[WHAT TO WORK ON]:
Your answer should be an exact copy of the data.

[MATERIAL PROVIDED]:
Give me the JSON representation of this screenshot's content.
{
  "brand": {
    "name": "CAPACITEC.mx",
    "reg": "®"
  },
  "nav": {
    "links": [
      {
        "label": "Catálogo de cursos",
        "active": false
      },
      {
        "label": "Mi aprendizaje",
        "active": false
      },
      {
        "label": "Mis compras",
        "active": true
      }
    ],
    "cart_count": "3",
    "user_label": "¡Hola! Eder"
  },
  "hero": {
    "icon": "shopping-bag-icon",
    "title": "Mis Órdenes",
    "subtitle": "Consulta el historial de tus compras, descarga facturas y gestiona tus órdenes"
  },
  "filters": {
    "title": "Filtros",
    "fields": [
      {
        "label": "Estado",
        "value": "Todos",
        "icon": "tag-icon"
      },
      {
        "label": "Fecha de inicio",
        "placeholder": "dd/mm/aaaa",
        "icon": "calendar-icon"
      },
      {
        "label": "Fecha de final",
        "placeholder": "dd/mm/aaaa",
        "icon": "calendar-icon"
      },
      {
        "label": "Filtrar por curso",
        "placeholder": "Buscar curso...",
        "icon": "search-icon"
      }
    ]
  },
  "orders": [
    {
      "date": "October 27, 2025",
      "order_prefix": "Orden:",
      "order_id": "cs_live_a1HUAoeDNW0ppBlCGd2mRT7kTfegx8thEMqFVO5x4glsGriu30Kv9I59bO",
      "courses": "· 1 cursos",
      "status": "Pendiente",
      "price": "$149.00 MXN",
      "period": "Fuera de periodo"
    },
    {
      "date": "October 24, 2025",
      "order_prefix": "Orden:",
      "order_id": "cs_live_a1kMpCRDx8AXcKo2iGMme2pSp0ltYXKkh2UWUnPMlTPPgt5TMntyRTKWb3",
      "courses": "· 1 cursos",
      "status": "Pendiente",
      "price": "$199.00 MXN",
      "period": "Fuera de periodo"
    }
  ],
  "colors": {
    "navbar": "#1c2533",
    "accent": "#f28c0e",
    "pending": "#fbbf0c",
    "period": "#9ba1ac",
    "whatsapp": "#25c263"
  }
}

[YOUR SOLUTION]:
Give me the JSON representation of this screenshot's content.
{
  "brand": {
    "name": "CAPACITEC.mx",
    "reg": "®"
  },
  "nav": {
    "links": [
      {
        "label": "Catálogo de cursos",
        "active": false
      },
      {
        "label": "Mi aprendizaje",
        "active": false
      },
      {
        "label": "Mis compras",
        "active": true
      }
    ],
    "cart_count": "3",
    "user_label": "¡Hola! Eder"
  },
  "hero": {
    "icon": "shopping-bag-icon",
    "title": "Mis Órdenes",
    "subtitle": "Consulta el historial de tus compras, descarga facturas y gestiona tus órdenes"
  },
  "filters": {
    "title": "Filtros",
    "fields": [
      {
        "label": "Estado",
        "value": "Todos",
        "icon": "tag-icon"
      },
      {
        "label": "Fecha de inicio",
        "placeholder": "dd/mm/aaaa",
        "icon": "calendar-icon"
      },
      {
        "label": "Fecha de final",
        "placeholder": "dd/mm/aaaa",
        "icon": "calendar-icon"
      },
      {
        "label": "Filtrar por curso",
        "placeholder": "Buscar curso...",
        "icon": "search-icon"
      }
    ]
  },
  "orders": [
    {
      "date": "October 27, 2025",
      "order_prefix": "Orden:",
      "order_id": "cs_live_a1HUAoeDNW0ppBlCGd2mRT7kTfegx8thEMqFVO5x4glsGriu30Kv9I59bO",
      "courses": "· 1 cursos",
      "status": "Pendiente",
      "price": "$149.00 MXN",
      "period": "Fuera de periodo"
    },
    {
      "date": "October 24, 2025",
      "order_prefix": "Orden:",
      "order_id": "cs_live_a1kMpCRDx8AXcKo2iGMme2pSp0ltYXKkh2UWUnPMlTPPgt5TMntyRTKWb3",
      "courses": "· 1 cursos",
      "status": "Pendiente",
      "price": "$199.00 MXN",
      "period": "Fuera de periodo"
    }
  ],
  "colors": {
    "navbar": "#1c2533",
    "accent": "#f28c0e",
    "pending": "#fbbf0c",
    "period": "#9ba1ac",
    "whatsapp": "#25c263"
  }
}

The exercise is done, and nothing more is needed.